*** Opening of Source material ***
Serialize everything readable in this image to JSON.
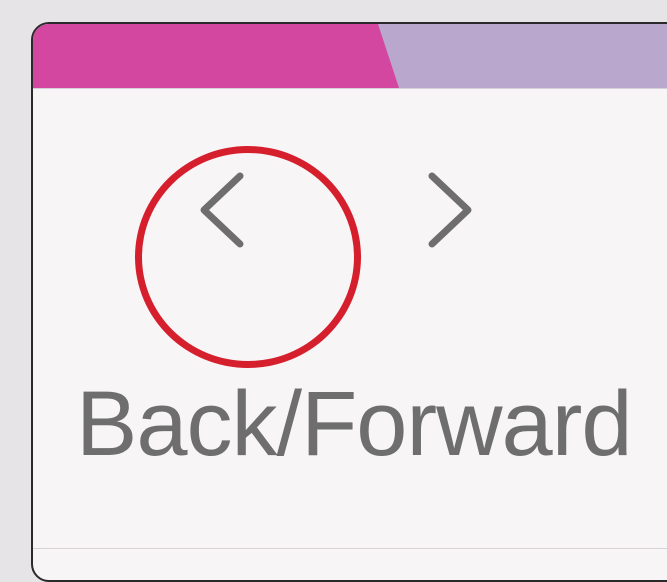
{
  "toolbar": {
    "back_icon_name": "chevron-left-icon",
    "forward_icon_name": "chevron-right-icon",
    "label": "Back/Forward"
  },
  "colors": {
    "active_tab": "#d447a0",
    "inactive_tab": "#b9a7cd",
    "content_bg": "#f8f5f7",
    "highlight": "#d61f2d",
    "icon": "#6e6e6f"
  }
}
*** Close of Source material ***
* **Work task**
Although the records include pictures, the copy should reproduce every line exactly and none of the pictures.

* **Output below**
Serialize everything readable in this image to JSON.
{
  "toolbar": {
    "back_icon_name": "chevron-left-icon",
    "forward_icon_name": "chevron-right-icon",
    "label": "Back/Forward"
  },
  "colors": {
    "active_tab": "#d447a0",
    "inactive_tab": "#b9a7cd",
    "content_bg": "#f8f5f7",
    "highlight": "#d61f2d",
    "icon": "#6e6e6f"
  }
}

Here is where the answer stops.